But he eventually opened up about his methods, and told his followers they could share it, too. He saw the benefits of spreading this knowledge to many.
Once the secrets were revealed, it turned out that none of his methods involved potions or witchcraft. The secret was understanding and empathy. In his youth, he had spent a lot of time with horses, learning to communicate with them through his body motions. He understood horses on a psychological level, and knew what triggered reactions, and what would calm a horse. He knew to look for injuries on the horse, which could trigger fearful reactions.
Beyond just communication, Rarey believed that the ability for horses to use their muzzles was extremely important. Rarey emphasized that horses used their muzzles the way a human used their hands. Their muzzles would investigate objects and determine if they were safe. By allowing the horse the freedom to use their muzzle, they would be more trusting of whatever was introduced to them.
But simply being gentle didn’t work with all horses. Some horses were beyond that point. That’s when he would use his most powerful technique: laying the horse down. Yes, just like in the end of The Horse Whisperer.
Rarey would attach a strap to the horse’s leg, which then attached to a strap on the horse’s back. Then he would gentle push the horse off balance until he laid down. Rarey said it took about 10 minutes to get the horse laying down. Once the horse was down, he would stroke the horse all over, showing it that even in this incredibly vulnerable position, he was still safe. Rarey would often do this more than once, allowing the horse to stand again, and then laying the horse back down.
Rarey said that this created a bond between him and the horse, and based on their behavior, it would seem he was right.
To go more in depth about his methods, he wrote a couple of books on the topic, which are now available free.
A Traveling Clinician
With Rarey now being open about his methods, he traveled the world to demonstrate. All across Europe, people would bring their horses to his clinics, and he would tame them. Cruiser also traveled with him, as a continuing example of his methods and to demonstrate their continued bond. He did tours of Europe and North America before returning to his home back in Ohio. It had been three years since he left to pursue his dreams of becoming a famous horse trainer.
Apparently being a horse whisperer was a lucrative job back then, and Rarey returned with a large fortune. He used the money to built a mansion for himself and his mother on his childhood property.

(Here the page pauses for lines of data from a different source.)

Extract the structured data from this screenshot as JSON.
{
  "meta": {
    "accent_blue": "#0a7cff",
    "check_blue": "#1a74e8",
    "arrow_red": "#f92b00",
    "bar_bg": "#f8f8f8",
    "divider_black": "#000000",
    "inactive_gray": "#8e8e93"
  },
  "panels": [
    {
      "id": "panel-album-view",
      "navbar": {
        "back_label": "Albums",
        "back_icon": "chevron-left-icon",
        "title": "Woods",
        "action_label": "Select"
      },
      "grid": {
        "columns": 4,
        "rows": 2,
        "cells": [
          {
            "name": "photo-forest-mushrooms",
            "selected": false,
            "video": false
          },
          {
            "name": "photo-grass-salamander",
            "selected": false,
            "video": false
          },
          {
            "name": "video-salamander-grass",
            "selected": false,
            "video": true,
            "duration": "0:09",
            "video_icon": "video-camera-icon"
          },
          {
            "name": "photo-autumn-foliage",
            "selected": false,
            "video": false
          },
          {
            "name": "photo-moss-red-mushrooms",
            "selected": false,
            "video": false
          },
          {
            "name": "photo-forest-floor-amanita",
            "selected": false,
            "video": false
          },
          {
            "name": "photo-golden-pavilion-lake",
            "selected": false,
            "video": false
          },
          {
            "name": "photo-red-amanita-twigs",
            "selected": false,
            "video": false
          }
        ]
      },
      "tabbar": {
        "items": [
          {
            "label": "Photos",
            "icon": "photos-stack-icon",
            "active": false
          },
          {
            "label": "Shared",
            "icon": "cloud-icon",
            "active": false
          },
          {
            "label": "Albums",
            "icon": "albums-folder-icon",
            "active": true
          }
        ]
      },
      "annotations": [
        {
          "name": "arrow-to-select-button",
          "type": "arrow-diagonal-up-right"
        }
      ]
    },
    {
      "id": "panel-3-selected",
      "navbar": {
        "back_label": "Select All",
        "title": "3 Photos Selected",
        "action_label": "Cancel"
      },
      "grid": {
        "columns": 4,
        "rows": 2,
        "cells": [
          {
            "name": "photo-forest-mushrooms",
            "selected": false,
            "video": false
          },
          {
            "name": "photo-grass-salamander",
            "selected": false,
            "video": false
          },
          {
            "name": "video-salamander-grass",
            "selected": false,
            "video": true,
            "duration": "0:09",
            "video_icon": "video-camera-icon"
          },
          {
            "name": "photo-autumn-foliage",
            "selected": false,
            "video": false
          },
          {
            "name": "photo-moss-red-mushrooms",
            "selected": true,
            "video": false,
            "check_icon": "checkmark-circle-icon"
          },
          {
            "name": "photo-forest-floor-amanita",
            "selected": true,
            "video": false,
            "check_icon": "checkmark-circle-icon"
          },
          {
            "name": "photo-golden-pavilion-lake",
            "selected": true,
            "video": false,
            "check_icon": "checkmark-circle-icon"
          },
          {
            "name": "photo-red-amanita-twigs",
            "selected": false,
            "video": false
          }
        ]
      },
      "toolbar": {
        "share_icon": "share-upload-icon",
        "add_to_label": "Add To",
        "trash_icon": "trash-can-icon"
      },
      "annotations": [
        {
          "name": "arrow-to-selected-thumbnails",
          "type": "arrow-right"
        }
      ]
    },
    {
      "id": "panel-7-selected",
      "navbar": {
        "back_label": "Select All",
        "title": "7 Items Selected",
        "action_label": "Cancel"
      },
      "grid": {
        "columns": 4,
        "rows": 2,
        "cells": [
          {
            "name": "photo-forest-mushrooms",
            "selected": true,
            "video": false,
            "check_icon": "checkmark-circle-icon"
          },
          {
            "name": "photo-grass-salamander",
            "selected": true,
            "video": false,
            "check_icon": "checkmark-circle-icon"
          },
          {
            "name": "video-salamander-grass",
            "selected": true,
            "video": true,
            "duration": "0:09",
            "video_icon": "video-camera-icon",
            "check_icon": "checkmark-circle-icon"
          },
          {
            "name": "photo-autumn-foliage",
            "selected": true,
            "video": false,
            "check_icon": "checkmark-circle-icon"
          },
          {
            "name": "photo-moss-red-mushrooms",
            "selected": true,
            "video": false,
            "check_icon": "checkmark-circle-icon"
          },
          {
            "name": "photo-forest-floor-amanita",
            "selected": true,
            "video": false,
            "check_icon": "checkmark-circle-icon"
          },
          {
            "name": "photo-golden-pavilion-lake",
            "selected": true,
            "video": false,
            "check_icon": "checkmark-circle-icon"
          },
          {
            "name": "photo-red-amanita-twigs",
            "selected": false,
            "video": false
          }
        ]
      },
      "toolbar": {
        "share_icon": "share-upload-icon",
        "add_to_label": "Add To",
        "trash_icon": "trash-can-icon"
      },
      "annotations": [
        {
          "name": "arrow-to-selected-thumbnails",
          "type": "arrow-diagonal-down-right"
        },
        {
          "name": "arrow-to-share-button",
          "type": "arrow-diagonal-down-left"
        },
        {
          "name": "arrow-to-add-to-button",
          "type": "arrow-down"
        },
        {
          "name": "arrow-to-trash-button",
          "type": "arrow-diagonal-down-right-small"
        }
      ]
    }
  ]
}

He made a home for himself and Cruiser in Ohio, but he soon became restless, wanting to travel again and host more clinics. Preparations for another world tour begin.
The Untimely End
Unfortunately, Rarey was not able to travel again, as he soon suffered a stroke. Although at first he seemed to recover, he ultimately passed away from complications. He was only 38 years old.
Cruiser ended up outliving Rarey by 9 years, continuing to be cared for by Rarey’s estate. When Cruiser did pass, at age 23, he was buried beside him, reunited in death. Today, the lasting link to Cruiser is the school built on Rarey’s old property, Groveport-Madison High School, which calls themselves The Cruisers.
While Rarey had a relatively short career with horses, he made a lasting impact on the industry. In a world were pain and intimidation had been accepted techniques to train horses, Rarey showed there was a different way of training horses, through kindness and understanding. These techniques would become more and more prominent in the horse world, eventually becoming the accepted methods. In today’s world, kindness and understanding is the standard in horse training, with brutality and pain frowned upon, or even illegal.
It’s hard to believe that brutal methods were once accepted to train horses, but there was a time when it was. Thankfully, Rarey was a horse trainer who showed the world that kindness and understanding do more for horses, and create bonds of trust between horse and rider.